As TV anchor Meredith Viera paid tribute to actress Farah Fawcett on NBC by describing her as “…the woman every girl wanted to look like”, I couldn’t help but wonder what some black girls might have gone through to look like her in a media educated society where Fawcett was the epitome of beauty – and how much further they would have gone if they had Michael Jackson’s money.
Michael was just as much a victim as we all are of the overwhelming media reinforcement of whiteness as the symbol for all things good, successful and beautiful. Blacks who challenged this idea were characterized as radical and threatening. Jackson himself was rewarded with greater popularity as he changed his nose, skin and hair to more Eurocentric features. Others in the entertainment industry without his resources were not so lucky. The “black models’ revolt” a couple years ago brought paltry attention to white preference in the entertainment industry. A study by professors at the University of Chicago and MIT in 2003 found that the negative stereotyping of non-whiteness was not limited to physical features but was even being applied to names. The study found that résumés with “white-sounding” names received up to 50% more responses than those with “black-sounding” names.

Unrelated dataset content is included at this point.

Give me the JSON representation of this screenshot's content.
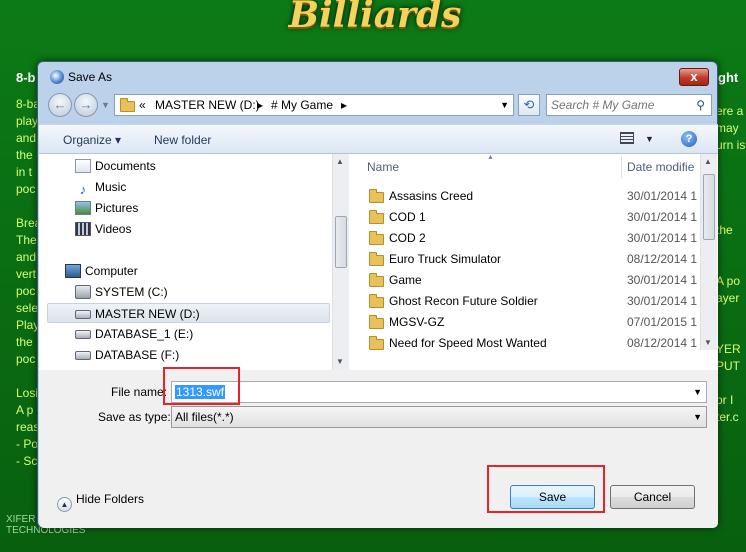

In the eve of his career, Jackson used his music to challenge racial stereotypes and he was even quoted as saying some top record industry giants are racist and exploitive of blacks. It seemed as if it took a lifetime for Jackson to wake up to the reality of his victimhood. But what about those of us that are left behind to mourn or laugh at Jackson’s legacy? I think it would serve us well to heed Dr. John Henrik Clarke’s advice to “reclaim the minds of our children… [because] when other people control what we think about ourselves, they will also control what we do about ourselves.”